(Data under study):
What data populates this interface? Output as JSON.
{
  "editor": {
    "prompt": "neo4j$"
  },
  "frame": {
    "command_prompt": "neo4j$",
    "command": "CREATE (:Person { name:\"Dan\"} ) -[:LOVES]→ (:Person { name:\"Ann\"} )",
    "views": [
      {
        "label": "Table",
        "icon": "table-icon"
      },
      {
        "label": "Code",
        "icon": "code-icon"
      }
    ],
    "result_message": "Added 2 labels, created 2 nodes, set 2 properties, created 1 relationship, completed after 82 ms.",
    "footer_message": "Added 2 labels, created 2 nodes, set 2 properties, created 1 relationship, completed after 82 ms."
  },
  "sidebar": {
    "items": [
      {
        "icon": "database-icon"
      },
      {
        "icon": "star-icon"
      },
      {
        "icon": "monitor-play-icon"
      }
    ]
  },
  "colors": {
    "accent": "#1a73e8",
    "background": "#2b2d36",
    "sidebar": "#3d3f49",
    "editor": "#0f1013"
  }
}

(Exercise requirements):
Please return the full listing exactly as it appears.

(Answer for the task):
What data populates this interface? Output as JSON.
{
  "editor": {
    "prompt": "neo4j$"
  },
  "frame": {
    "command_prompt": "neo4j$",
    "command": "CREATE (:Person { name:\"Dan\"} ) -[:LOVES]→ (:Person { name:\"Ann\"} )",
    "views": [
      {
        "label": "Table",
        "icon": "table-icon"
      },
      {
        "label": "Code",
        "icon": "code-icon"
      }
    ],
    "result_message": "Added 2 labels, created 2 nodes, set 2 properties, created 1 relationship, completed after 82 ms.",
    "footer_message": "Added 2 labels, created 2 nodes, set 2 properties, created 1 relationship, completed after 82 ms."
  },
  "sidebar": {
    "items": [
      {
        "icon": "database-icon"
      },
      {
        "icon": "star-icon"
      },
      {
        "icon": "monitor-play-icon"
      }
    ]
  },
  "colors": {
    "accent": "#1a73e8",
    "background": "#2b2d36",
    "sidebar": "#3d3f49",
    "editor": "#0f1013"
  }
}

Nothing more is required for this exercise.